While searching for a high-quality product he could use and recommend, A/Prof Sykes found GastroAID was the only product on the Australian market that aligned with the findings of his research (Sykes et al. 2014). Not only is GastroAID backed by independent research, including his own, it has scientifically proven high-quality ingredients that are all clearly listed on the label, is Australian made, is manufactured to GMP standards and conforms to ISO quality standards.
GastroAID Recovery is Kelato’s premium supplement targeting both foregut and hindgut health formulated to support horses recovering from EGUS or support horses during high risk periods. It is unique due to the combination of antacids and “coating agents” pectin and lecithin that provide an enhanced “alkaline slime” barrier for the squamous mucosa and supplement the natural defence mechanisms of the glandular mucosa. For hindgut health, the prebiotic and live yeast probiotic work together to maintain a healthy environment, stimulate the growth of beneficial microbes and enhance feed conversion efficiency.
How does it work?
- Moderates Gut Transit Time (optimal feed conversion efficiency)
- Buffers Gastric Acid
- Coats Stomach Lining
- Strengthens Stomach Lining
- Promotes Beneficial Microbes
GastroAID Everyday is an economical supplement formulated to maintain the health and function of the total digestive tract. Its daily use acknowledges the importance of optimal digestive health and function for a healthier, happier horse.
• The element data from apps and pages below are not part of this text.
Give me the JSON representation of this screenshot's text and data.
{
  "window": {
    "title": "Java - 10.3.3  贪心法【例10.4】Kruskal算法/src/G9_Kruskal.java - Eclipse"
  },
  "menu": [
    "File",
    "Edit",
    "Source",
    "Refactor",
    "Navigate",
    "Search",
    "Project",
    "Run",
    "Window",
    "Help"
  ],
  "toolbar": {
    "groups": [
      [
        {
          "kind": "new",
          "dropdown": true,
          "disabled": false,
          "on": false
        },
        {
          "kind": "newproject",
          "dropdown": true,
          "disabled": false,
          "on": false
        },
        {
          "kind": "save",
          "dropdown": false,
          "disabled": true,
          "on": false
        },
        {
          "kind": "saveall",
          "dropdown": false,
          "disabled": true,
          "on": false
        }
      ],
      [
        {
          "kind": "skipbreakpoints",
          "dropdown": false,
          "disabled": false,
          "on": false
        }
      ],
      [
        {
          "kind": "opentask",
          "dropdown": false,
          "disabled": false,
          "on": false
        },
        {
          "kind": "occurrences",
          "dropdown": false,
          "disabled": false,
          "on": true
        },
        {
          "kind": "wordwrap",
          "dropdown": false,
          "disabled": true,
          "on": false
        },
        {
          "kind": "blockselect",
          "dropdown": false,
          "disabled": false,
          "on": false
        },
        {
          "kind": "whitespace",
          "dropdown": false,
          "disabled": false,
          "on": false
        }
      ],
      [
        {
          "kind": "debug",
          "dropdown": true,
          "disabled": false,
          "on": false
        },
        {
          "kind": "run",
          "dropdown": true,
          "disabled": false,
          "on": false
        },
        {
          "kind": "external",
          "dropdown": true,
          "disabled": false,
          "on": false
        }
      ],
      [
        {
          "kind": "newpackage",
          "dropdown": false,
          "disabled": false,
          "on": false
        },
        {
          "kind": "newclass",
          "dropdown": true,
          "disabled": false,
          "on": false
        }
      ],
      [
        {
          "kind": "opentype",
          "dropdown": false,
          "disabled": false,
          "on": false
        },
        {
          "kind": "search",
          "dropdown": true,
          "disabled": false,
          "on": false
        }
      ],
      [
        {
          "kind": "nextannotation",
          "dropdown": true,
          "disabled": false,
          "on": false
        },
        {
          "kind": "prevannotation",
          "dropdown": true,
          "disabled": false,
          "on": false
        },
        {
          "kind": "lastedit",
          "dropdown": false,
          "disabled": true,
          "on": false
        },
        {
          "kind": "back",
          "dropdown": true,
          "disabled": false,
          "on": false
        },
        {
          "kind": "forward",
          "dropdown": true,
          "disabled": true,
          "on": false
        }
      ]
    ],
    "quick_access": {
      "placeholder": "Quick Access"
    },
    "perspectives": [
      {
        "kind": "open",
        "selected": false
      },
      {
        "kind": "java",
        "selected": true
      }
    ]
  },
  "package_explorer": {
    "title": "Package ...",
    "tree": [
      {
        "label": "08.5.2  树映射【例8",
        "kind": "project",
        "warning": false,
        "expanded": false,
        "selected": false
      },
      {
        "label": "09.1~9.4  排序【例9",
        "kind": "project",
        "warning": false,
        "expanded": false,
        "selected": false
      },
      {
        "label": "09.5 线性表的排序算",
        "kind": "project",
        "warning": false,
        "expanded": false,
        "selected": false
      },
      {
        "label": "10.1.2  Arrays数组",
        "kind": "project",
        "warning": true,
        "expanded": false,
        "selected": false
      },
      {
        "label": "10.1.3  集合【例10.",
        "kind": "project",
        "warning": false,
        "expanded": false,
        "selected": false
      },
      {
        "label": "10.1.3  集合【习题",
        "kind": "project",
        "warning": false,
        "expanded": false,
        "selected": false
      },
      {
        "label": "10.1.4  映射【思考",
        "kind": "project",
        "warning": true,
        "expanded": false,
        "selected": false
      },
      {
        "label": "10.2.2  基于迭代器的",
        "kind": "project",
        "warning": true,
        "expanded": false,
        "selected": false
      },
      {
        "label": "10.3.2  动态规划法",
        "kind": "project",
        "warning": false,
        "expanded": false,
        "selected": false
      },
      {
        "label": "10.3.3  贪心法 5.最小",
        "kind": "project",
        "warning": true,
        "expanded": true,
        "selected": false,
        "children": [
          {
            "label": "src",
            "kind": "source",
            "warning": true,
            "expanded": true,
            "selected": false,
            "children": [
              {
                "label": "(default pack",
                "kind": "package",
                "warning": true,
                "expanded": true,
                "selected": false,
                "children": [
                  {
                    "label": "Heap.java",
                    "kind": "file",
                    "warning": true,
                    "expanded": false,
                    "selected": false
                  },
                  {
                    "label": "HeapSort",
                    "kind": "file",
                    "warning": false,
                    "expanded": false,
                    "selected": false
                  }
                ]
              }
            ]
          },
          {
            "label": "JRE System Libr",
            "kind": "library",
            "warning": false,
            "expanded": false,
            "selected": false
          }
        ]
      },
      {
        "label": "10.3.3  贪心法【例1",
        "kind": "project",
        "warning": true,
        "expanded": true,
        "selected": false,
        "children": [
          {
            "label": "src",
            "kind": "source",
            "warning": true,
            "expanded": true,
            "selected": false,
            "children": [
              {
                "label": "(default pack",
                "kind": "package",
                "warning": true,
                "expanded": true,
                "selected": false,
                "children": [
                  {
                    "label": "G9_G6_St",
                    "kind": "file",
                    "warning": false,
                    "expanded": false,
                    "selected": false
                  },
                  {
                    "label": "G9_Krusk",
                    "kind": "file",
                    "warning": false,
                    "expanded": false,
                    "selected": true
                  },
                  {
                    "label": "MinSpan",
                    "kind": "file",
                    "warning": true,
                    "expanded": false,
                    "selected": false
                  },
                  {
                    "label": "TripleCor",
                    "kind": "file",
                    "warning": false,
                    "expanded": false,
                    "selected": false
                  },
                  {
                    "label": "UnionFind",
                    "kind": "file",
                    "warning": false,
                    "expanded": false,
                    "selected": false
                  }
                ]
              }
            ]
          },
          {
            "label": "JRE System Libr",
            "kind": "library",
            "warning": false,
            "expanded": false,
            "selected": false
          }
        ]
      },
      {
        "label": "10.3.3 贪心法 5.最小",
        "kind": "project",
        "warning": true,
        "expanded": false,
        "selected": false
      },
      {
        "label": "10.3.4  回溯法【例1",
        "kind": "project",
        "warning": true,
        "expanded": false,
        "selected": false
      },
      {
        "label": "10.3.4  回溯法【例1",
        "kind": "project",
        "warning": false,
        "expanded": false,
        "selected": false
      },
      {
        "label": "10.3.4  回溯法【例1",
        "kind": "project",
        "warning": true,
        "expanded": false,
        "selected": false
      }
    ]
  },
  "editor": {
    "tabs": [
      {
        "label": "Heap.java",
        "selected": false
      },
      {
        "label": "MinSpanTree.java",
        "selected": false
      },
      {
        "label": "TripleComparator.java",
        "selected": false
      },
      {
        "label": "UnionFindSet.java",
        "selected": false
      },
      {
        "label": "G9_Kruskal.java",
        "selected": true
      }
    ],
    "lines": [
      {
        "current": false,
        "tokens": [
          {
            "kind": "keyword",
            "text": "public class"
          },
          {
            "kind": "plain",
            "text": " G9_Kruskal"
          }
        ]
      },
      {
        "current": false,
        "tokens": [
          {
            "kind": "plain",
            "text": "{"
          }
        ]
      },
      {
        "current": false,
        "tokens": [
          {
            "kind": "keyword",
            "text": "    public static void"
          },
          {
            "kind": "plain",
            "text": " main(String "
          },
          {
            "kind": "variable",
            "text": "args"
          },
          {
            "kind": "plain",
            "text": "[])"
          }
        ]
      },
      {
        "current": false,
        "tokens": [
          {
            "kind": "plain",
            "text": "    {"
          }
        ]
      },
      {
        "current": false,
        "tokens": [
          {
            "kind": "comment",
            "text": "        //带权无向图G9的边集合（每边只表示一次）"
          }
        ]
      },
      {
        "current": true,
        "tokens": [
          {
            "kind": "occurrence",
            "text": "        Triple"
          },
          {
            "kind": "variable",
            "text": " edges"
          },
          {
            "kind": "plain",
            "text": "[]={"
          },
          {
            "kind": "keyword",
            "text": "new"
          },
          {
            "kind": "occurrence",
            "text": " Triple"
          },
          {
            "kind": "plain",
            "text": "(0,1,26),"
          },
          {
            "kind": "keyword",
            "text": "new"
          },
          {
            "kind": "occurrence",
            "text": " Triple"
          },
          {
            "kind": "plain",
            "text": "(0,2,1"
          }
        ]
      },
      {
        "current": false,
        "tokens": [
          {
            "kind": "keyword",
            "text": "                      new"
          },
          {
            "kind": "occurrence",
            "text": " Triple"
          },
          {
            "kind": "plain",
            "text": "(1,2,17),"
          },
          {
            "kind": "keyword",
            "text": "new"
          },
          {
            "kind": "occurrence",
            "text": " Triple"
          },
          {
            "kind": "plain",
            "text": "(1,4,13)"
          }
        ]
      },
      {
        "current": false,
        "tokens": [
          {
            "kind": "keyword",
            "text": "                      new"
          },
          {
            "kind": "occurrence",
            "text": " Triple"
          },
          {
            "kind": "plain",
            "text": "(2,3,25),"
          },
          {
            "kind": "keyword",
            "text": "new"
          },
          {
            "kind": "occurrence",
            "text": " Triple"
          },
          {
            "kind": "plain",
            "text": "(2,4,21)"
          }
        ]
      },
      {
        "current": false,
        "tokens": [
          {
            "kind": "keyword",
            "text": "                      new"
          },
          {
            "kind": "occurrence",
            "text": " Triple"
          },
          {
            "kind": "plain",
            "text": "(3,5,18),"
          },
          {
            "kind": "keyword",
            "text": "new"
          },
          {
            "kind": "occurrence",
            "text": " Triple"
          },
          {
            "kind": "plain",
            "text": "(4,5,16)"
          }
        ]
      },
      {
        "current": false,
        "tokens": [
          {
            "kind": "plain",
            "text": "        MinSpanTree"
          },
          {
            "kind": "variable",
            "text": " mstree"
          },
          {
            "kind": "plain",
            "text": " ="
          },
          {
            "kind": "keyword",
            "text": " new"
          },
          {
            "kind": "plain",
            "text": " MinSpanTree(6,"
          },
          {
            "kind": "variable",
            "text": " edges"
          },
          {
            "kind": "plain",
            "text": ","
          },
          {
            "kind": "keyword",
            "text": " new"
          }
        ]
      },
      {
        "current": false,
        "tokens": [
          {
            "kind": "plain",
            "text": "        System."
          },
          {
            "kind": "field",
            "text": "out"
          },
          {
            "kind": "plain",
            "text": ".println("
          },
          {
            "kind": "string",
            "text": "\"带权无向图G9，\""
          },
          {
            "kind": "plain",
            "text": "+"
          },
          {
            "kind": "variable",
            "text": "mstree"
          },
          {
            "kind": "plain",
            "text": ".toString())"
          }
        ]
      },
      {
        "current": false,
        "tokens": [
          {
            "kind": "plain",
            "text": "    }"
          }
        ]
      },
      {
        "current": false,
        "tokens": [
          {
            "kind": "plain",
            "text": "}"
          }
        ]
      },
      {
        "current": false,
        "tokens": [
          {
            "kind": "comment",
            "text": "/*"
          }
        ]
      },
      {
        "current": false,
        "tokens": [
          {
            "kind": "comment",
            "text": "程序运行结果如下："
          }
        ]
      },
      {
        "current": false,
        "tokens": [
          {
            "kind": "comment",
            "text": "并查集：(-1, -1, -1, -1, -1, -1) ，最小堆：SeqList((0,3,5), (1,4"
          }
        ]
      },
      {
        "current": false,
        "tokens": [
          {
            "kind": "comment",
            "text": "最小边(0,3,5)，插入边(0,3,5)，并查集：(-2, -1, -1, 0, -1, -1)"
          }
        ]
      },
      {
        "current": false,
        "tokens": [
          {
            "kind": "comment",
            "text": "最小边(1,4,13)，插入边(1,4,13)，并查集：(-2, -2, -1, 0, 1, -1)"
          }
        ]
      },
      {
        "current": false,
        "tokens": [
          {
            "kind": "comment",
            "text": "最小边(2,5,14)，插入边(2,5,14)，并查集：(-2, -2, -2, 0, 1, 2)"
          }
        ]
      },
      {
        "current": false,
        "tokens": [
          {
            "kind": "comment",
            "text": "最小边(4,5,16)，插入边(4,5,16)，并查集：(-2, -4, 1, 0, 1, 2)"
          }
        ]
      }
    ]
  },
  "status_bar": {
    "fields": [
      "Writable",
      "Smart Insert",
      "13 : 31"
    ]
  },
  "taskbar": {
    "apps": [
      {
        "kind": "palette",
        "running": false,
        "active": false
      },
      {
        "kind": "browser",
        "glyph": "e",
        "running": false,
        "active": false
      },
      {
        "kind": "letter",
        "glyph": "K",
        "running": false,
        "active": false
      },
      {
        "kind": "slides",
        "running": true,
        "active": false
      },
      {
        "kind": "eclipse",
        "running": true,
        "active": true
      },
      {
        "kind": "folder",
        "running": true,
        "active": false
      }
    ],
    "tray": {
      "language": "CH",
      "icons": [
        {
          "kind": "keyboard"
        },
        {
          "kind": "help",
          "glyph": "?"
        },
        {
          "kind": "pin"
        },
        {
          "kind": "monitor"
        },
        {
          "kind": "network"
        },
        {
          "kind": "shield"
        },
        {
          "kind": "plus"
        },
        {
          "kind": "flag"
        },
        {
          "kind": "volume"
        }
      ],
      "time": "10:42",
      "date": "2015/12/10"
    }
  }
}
It is particularly beneficial for hindgut health due to the unique, powerful prebiotic and two live yeast probiotics.
How does it work?
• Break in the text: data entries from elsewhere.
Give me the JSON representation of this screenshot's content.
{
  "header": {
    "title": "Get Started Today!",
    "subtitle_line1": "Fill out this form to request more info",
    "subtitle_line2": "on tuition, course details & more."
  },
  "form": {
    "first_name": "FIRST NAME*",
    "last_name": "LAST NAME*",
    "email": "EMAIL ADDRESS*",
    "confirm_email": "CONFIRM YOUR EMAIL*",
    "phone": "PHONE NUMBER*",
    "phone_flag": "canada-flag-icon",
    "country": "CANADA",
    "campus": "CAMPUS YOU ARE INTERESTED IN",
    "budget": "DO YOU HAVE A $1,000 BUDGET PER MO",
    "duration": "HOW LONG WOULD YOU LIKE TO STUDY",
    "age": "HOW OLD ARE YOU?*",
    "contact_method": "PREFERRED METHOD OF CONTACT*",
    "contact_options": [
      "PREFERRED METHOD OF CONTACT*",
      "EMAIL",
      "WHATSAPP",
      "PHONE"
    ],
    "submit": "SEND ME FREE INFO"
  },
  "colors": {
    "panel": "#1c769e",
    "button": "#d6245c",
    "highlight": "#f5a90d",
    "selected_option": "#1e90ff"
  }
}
- Buffers Stomach Acidity
- Promotes Healthy Stomach Lining
- Improves Intestinal Integrity
- Promotes Beneficial Microbes
- Enhances the Body’s Defences
When managing EGGD, A/Prof Sykes brings to light the importance of taking a holistic approach including managing the environment and emotional wellbeing of the horse to reduce the prevalence of disease.
If you would like more information, please contact us on 1800 KELATO or email email@example.com
Hepburn RJ 2014, ‘Endoscopic examination of the squamous and glandular gastric mucosa in sport and leisure horses: 684 horses (2005–2011)’ [abstract]. Proc 11th International Equine Colic Research Symposium, vol.5.
Mönki, J, Hewetson, M & Virtala, A-MK 2016, ‘Risk Factors for Equine Gastric Glandular Disease: A Case-Control Study in a Finnish Referral Hospital Population’, Journal of Veterinary Internal Medicine, vol. 30, no. 4, pp. 1270 – 1275.
Pederson, SK, Cribb, AE, Windeyer, MC, Read, EK, French, D & Banse, HE 2018, ‘Risk Factors for Equine Glandular and Squamous Gastric Disease in Show Jumping Warmbloods’, Equine Veterinary Journal, vol. 50, no. 6, pp. 747 – 751.
Scheidegger, MD, Gerber V, Bruckmaier, RM, van der Kolk, JH, Burger D & Ramseyer, A 2017, ‘Increased Adrenocrotical Response to Adrenocorticotropic Hormone (ACTH) in Sport Horses with Equine Glandular Gastric Disease (EGGD), The Veterinary Journal, vol. 228, pp. 7 – 12.
Sykes, BW, Bowen, M, Habershon-Butcher, JL, Green, M & Hallowell, GD 2019, ‘Management Factors and Clinical Implications of Glandular and Squamous Gastric Disease in Horses’, Journal of Veterinary Internal Medicine, vol. 33, no. 1, pp. 233 – 240.
Sykes BW, Hewetson M, Hepburn, RJ, Luthersson, N & Tamzali, Y 2015, ‘European College of Equine Internal Medicine Consensus Statement – Equine Gastric Ulcer Syndrome in Adult Horses’, Journal of Veterinary Internal Medicine, vol. 29, no. 5, pp. 1288 – 1299.
Sykes, BW, Sykes KM & Hallowell, GD 2014, ‘Efficacy of a Combination of Apolectol, Live Yeast (Saccharomyces cerevisiae [CNCM I-1077]), and Magnesium Hydroxide in the Management of Equine Gastric Ulcer Syndrome in Thoroughbred Racehorses: A Blinded, Randomized, Placebo-Controlled Clinical Trial’, Journal of Equine Veterinary Medicine, vol. 34, pp. 1274 – 1278.
Sykes, BW, Underwood, C, Greer, R, McGowan, CM & Mills, PC 2017, ‘The Effects of Dose and Diet on the Pharmacodynamics of Omeprazole in the Horse’, Equine Veterinary Journal, vol. 49, no. 4, pp. 525 – 531.